There are now 82 cases in 18 countries. Of these, only 7 had no history of travel in China. There has been human-to-human transmission in 3 countries outside China. One of these cases is severe and there have been no deaths.
The Committee welcomed the leadership and political commitment of the very highest levels of Chinese government authorities, their commitment to transparency, and the efforts made to investigate and contain the current outbreak. China quickly identified the virus and shared its sequence, so that other countries could diagnose it quickly and protect themselves, which has resulted in the rapid development of diagnostic tools.
The very strong measures the country has taken include daily contact with WHO and comprehensive multi-sectoral approaches to prevent further spread. It has also taken public health measures in other cities and provinces; is conducting studies on the severity and transmissibility of the virus and sharing data and biological material. The country has also agreed to work with other countries that need their support. The measures China has taken are good not only for that country but also for the rest of the world.
The Committee acknowledged the leading role of WHO and its partners.
In Canada Concern from First Nation Leadership
In Ontario, Indigenous people are raising concern over the possible impact coronavirus will have on their communities. For International readers, In Northern Ontario, a great number of Indigenous people live in remote communities that for most of the year are only accessible by air. During the winter for a brief period, winter roads built on the frozen rivers and lakes connect those communities.

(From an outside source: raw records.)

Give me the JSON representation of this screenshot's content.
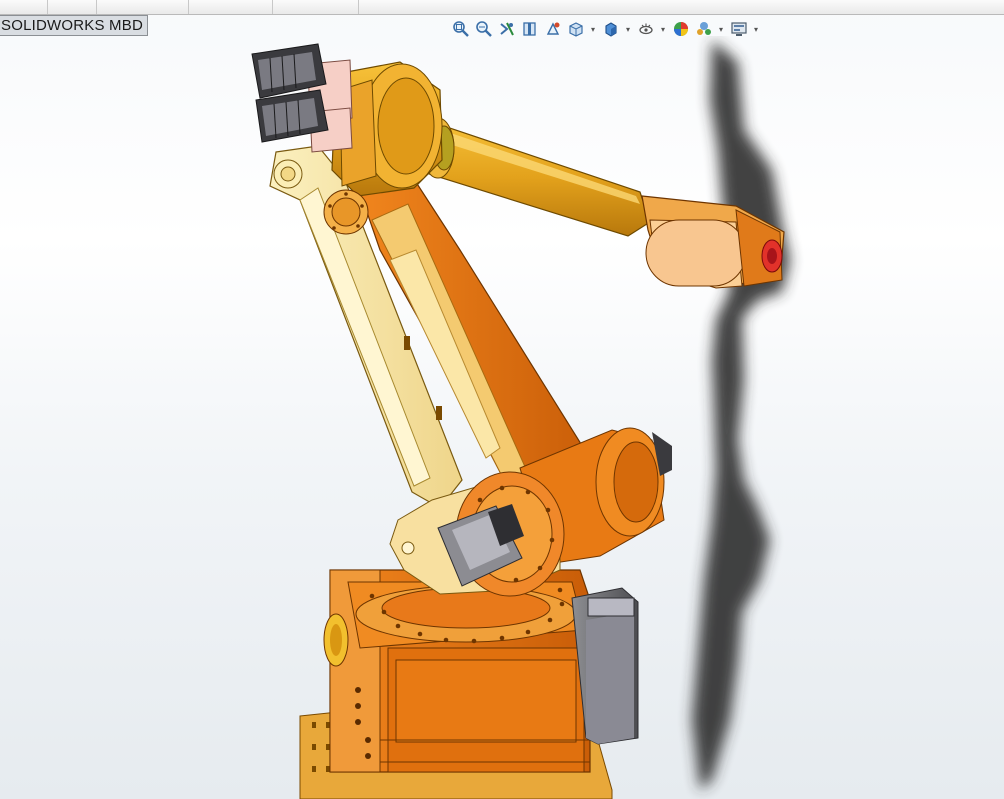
{
  "tab": {
    "label": "SOLIDWORKS MBD"
  },
  "heads_up_toolbar": {
    "buttons": [
      {
        "name": "zoom-to-fit-icon"
      },
      {
        "name": "zoom-to-area-icon"
      },
      {
        "name": "previous-view-icon"
      },
      {
        "name": "section-view-icon"
      },
      {
        "name": "dynamic-annotation-views-icon"
      },
      {
        "name": "view-orientation-icon",
        "dropdown": true
      },
      {
        "name": "display-style-icon",
        "dropdown": true
      },
      {
        "name": "hide-show-items-icon",
        "dropdown": true
      },
      {
        "name": "edit-appearance-icon"
      },
      {
        "name": "apply-scene-icon",
        "dropdown": true
      },
      {
        "name": "view-settings-icon",
        "dropdown": true
      }
    ]
  },
  "model": {
    "subject": "6-axis industrial robot arm",
    "colors": {
      "orange": "#e8730f",
      "gold": "#e6a21a",
      "cream": "#f8e7a6",
      "motor_gray": "#6d6d70",
      "shadow": "#3a3a3a",
      "red_tool": "#d6262a"
    }
  }
}
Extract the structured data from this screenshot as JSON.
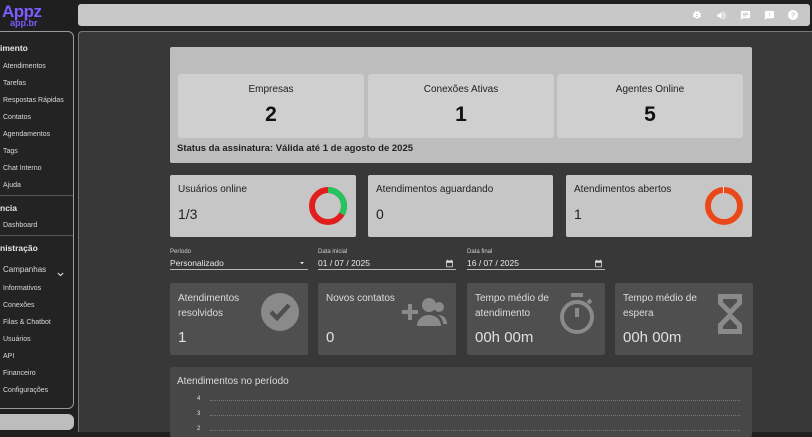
{
  "logo": {
    "main": "Appz",
    "sub": "app.br"
  },
  "topbar": {
    "icons": [
      "bug-icon",
      "volume-icon",
      "chat-icon",
      "alert-icon",
      "help-icon"
    ]
  },
  "sidebar": {
    "section_attendance": "imento",
    "attendance_items": [
      "Atendimentos",
      "Tarefas",
      "Respostas Rápidas",
      "Contatos",
      "Agendamentos",
      "Tags",
      "Chat Interno",
      "Ajuda"
    ],
    "section_management": "ncia",
    "management_items": [
      "Dashboard"
    ],
    "section_admin": "nistração",
    "campaigns_label": "Campanhas",
    "admin_items": [
      "Informativos",
      "Conexões",
      "Filas & Chatbot",
      "Usuários",
      "API",
      "Financeiro",
      "Configurações"
    ]
  },
  "summary": {
    "stats": [
      {
        "label": "Empresas",
        "value": "2"
      },
      {
        "label": "Conexões Ativas",
        "value": "1"
      },
      {
        "label": "Agentes Online",
        "value": "5"
      }
    ],
    "subscription_status": "Status da assinatura: Válida até 1 de agosto de 2025"
  },
  "cards": [
    {
      "label": "Usuários online",
      "value": "1/3",
      "donut": {
        "fraction": 0.333,
        "on": "#22c55e",
        "off": "#e11d1d"
      }
    },
    {
      "label": "Atendimentos aguardando",
      "value": "0"
    },
    {
      "label": "Atendimentos abertos",
      "value": "1",
      "donut": {
        "fraction": 0.99,
        "on": "#e8481a",
        "off": "#ffffff"
      }
    }
  ],
  "filters": {
    "period": {
      "label": "Período",
      "value": "Personalizado"
    },
    "start": {
      "label": "Data inicial",
      "value": "01 / 07 / 2025"
    },
    "end": {
      "label": "Data final",
      "value": "16 / 07 / 2025"
    }
  },
  "metrics": [
    {
      "label": "Atendimentos resolvidos",
      "value": "1",
      "icon": "check-circle-icon"
    },
    {
      "label": "Novos contatos",
      "value": "0",
      "icon": "add-users-icon"
    },
    {
      "label": "Tempo médio de atendimento",
      "value": "00h 00m",
      "icon": "stopwatch-icon"
    },
    {
      "label": "Tempo médio de espera",
      "value": "00h 00m",
      "icon": "hourglass-icon"
    }
  ],
  "chart_data": {
    "type": "line",
    "title": "Atendimentos no período",
    "y_ticks": [
      "4",
      "3",
      "2"
    ],
    "grid": true
  }
}
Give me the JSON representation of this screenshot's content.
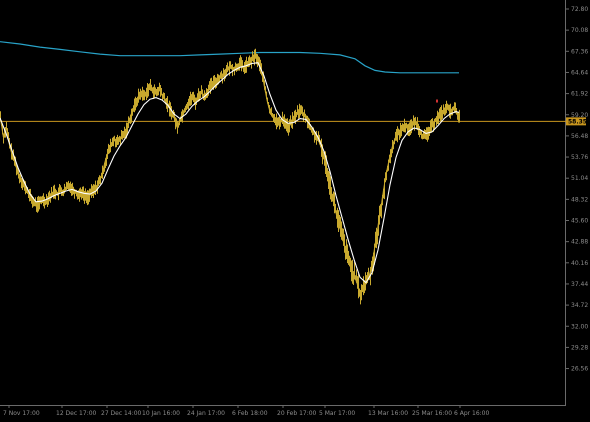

Ontario Regional Chief RoseAnne Archibald states, “The Chiefs of Ontario Health staff are in contact with the Public Health Agency of Canada, FNIHB & the Office of the Chief Medical Officer of Health on the Novel Coronavirus emerging from Wuhan China — we are involved in daily updates. Our Chief Operating Officer, Tracy Antone is also ensuring that information is shared with our Leadership, Health Directors and community members.”
Nishnawbe Aski Nation Grand Chief Alvin Fiddler states, “There is a lot of information and misinformation that is spreading across social media regarding the Coronavirus. We take the health of our community members very seriously and released this information to the NAN Chiefs last evening.
“We will continue to closely monitor the situation and will provide regular updates when new information is available to us. If you have any concerns about your health, please go to your nursing station or contact Telehealth at 1-866-797-0000.”
Indigenous Services Canada was asked for a copy of the plan they have provided to Chiefs of Ontario but as of yet have not been able to supply that copy.